But he was up and ready on Sunday morning for first train trip to Fenway Park.

VDG's first look at Fenway.

VDG’s first look at Fenway.

But first, a Green Monsta at the local bar.

But first, a Green Monsta at the local bar.

Finally made it to Fenway! Hopefully the Red Sox will win next time.

Finally made it to Fenway! Hopefully the Red Sox will win next time.

VDG Explores the Six Hours at the Glen

During the almost 11 years that Matt and I have been together, I’ve considered us to be explorers, going to new places and trying new things. We’ve now added a new member to our posse—meet Vasco de Gama, or as we’ve come to call him VDG.

VDG made his maiden voyage a couple weekend ago to the Six Hours at the Glen. Here’s what he  discovered.

VDG Bullfrog

An overnight stop in Williamsport on the way to Watkins Glen means a a beverage or two at the Bullfrog Brewery. VDG wants to know more about how the beer is made.

VDG fence watching

The weather forecast made it clear that Friday was going to be a very rainy weekend. VDG made the most of the sunny day and took in the sights from the fence at the off-camber.

VDG twins

VDG checks in with his good friend, Mr. Bib.

VDG hiding from rain

VDG hides from the rain for the rest of the weekend.

VDG eye on the prize

VDG keeps his eye on the prize.

VDG Seneca

Rain or shine, VDG enjoyed a beverage or two at the Seneca Lodge and took in the racing history. He enjoyed himself so much one night …

... he ended up howlin' at the moon.

… he ended up howlin’ at the moon.

Reality Bites

AGTAmerica’s Got Talent returns this week to NBC. In its tenth season, it’s become a summer staple in our house.

When Howard Stern joined  the judging panel three seasons ago, the live elimination shows were moved to the East Coast to the New Jersey Performing Arts Center in Newark. Matt and I took full advantage of the show being only a half hour from home, and we went to two live tapings. Except for one act that had to be pre-taped because of a complex set-up, what happened in front of us was exactly what was being broadcast on TV at home.

This past March, AGT was back at NJPAC to tape auditions for season 10. Matt and I headed into a slushy Newark for one of the tapings.

Everyone was settled into their seats, and the anticipation started growing. But before we got even a glimpse of Howard, Heidi, Mel B., and Howie, we spent a half hour taping crowd reaction shots that would be cut into the auditions during editing.

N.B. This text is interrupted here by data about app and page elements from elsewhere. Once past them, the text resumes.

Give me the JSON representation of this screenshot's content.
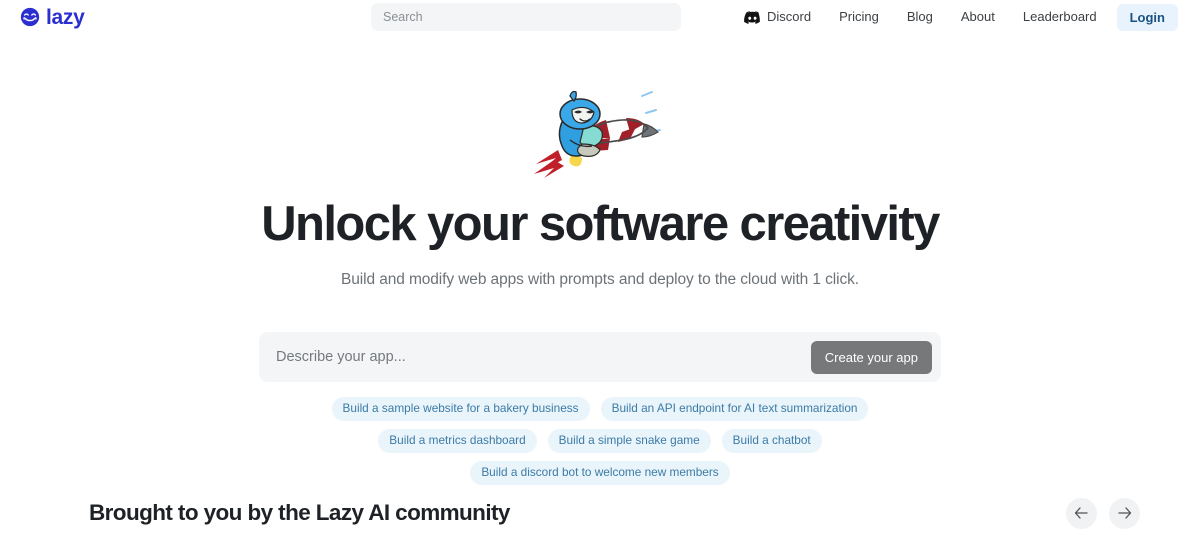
{
  "brand": {
    "name": "lazy",
    "logo_icon": "sleepy-face-logo",
    "color": "#2b2fcf"
  },
  "search": {
    "placeholder": "Search",
    "value": ""
  },
  "nav": {
    "items": [
      {
        "label": "Discord",
        "icon": "discord-icon"
      },
      {
        "label": "Pricing",
        "icon": ""
      },
      {
        "label": "Blog",
        "icon": ""
      },
      {
        "label": "About",
        "icon": ""
      },
      {
        "label": "Leaderboard",
        "icon": ""
      }
    ],
    "login_label": "Login",
    "login_bg": "#e8f3fd",
    "login_color": "#1a5383"
  },
  "hero": {
    "illustration": "sloth-riding-rocket",
    "title": "Unlock your software creativity",
    "subtitle": "Build and modify web apps with prompts and deploy to the cloud with 1 click."
  },
  "prompt": {
    "placeholder": "Describe your app...",
    "value": "",
    "button_label": "Create your app",
    "button_bg": "#77787a"
  },
  "suggestions": {
    "chip_bg": "#e9f4fb",
    "chip_color": "#3c7ba6",
    "items": [
      "Build a sample website for a bakery business",
      "Build an API endpoint for AI text summarization",
      "Build a metrics dashboard",
      "Build a simple snake game",
      "Build a chatbot",
      "Build a discord bot to welcome new members"
    ]
  },
  "community": {
    "title": "Brought to you by the Lazy AI community",
    "prev_icon": "arrow-left-icon",
    "next_icon": "arrow-right-icon",
    "prev_glyph": "←",
    "next_glyph": "→"
  }
}
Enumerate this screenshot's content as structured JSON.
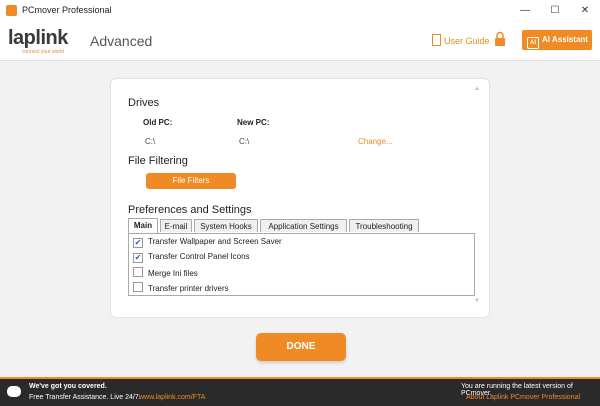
{
  "window": {
    "title": "PCmover Professional",
    "minimize": "—",
    "maximize": "☐",
    "close": "✕"
  },
  "header": {
    "logo": "laplink",
    "logo_tagline": "connect your world",
    "page_title": "Advanced",
    "user_guide": "User Guide",
    "ai_assistant": "AI Assistant",
    "ai_icon": "AI"
  },
  "drives": {
    "heading": "Drives",
    "old_pc_label": "Old PC:",
    "new_pc_label": "New PC:",
    "old_pc_value": "C:\\",
    "new_pc_value": "C:\\",
    "change_link": "Change..."
  },
  "file_filtering": {
    "heading": "File Filtering",
    "button": "File Filters"
  },
  "preferences": {
    "heading": "Preferences and Settings",
    "tabs": [
      "Main",
      "E-mail",
      "System Hooks",
      "Application Settings",
      "Troubleshooting"
    ],
    "options": [
      {
        "label": "Transfer Wallpaper and Screen Saver",
        "checked": true,
        "mark": "✔"
      },
      {
        "label": "Transfer Control Panel Icons",
        "checked": true,
        "mark": "✔"
      },
      {
        "label": "Merge Ini files",
        "checked": false,
        "mark": ""
      },
      {
        "label": "Transfer printer drivers",
        "checked": false,
        "mark": ""
      }
    ]
  },
  "done_button": "DONE",
  "footer": {
    "headline": "We've got you covered.",
    "subline": "Free Transfer Assistance. Live 24/7.",
    "link": "www.laplink.com/FTA",
    "status": "You are running the latest version of PCmover.",
    "about": "About Laplink PCmover Professional"
  },
  "colors": {
    "accent": "#f08a24",
    "footer_bg": "#2a2a2a",
    "check": "#2a62c9"
  },
  "icons": {
    "app": "pcmover-app-icon",
    "user_guide": "document-icon",
    "lock": "lock-icon",
    "ai": "ai-chip-icon",
    "chat": "chat-bubble-icon"
  }
}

“OK, everybody! Stand up and applaud!”

“Alright. We need you all to look surprised!”

“How about some laughter?”

“Now we need to you look horrified!”

“Stand up and cheer!”

Matt looked around in disbelief as everyone pretended for the camera. It was as if he found out there was no Santa.

So much for reality television.

P.S. Heidi Klum has the longest legs I’ve ever seen.